━━ Input data ━━

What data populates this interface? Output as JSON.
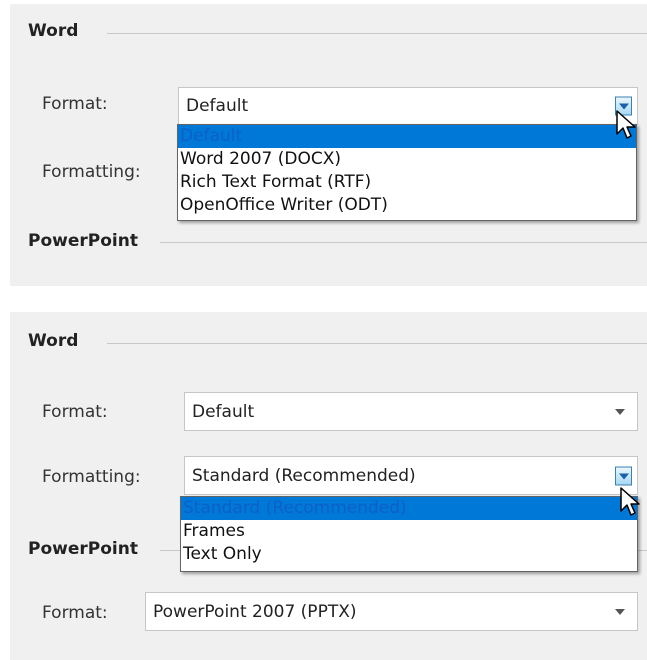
{
  "panel1": {
    "section_word": "Word",
    "format_label": "Format:",
    "format_value": "Default",
    "formatting_label": "Formatting:",
    "format_options": [
      "Default",
      "Word 2007 (DOCX)",
      "Rich Text Format (RTF)",
      "OpenOffice Writer (ODT)"
    ],
    "section_powerpoint": "PowerPoint"
  },
  "panel2": {
    "section_word": "Word",
    "format_label": "Format:",
    "format_value": "Default",
    "formatting_label": "Formatting:",
    "formatting_value": "Standard (Recommended)",
    "formatting_options": [
      "Standard (Recommended)",
      "Frames",
      "Text Only"
    ],
    "section_powerpoint": "PowerPoint",
    "ppt_format_label": "Format:",
    "ppt_format_value": "PowerPoint 2007 (PPTX)"
  },
  "colors": {
    "panel_bg": "#f0f0f0",
    "selection_bg": "#0078d7",
    "selection_text": "#0d60c8",
    "dropdown_button": "#a7d9f5"
  },
  "icons": [
    "dropdown-arrow-icon",
    "mouse-pointer-icon"
  ]
}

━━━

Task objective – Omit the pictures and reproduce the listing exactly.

Reply –
What data populates this interface? Output as JSON.
{
  "panel1": {
    "section_word": "Word",
    "format_label": "Format:",
    "format_value": "Default",
    "formatting_label": "Formatting:",
    "format_options": [
      "Default",
      "Word 2007 (DOCX)",
      "Rich Text Format (RTF)",
      "OpenOffice Writer (ODT)"
    ],
    "section_powerpoint": "PowerPoint"
  },
  "panel2": {
    "section_word": "Word",
    "format_label": "Format:",
    "format_value": "Default",
    "formatting_label": "Formatting:",
    "formatting_value": "Standard (Recommended)",
    "formatting_options": [
      "Standard (Recommended)",
      "Frames",
      "Text Only"
    ],
    "section_powerpoint": "PowerPoint",
    "ppt_format_label": "Format:",
    "ppt_format_value": "PowerPoint 2007 (PPTX)"
  },
  "colors": {
    "panel_bg": "#f0f0f0",
    "selection_bg": "#0078d7",
    "selection_text": "#0d60c8",
    "dropdown_button": "#a7d9f5"
  },
  "icons": [
    "dropdown-arrow-icon",
    "mouse-pointer-icon"
  ]
}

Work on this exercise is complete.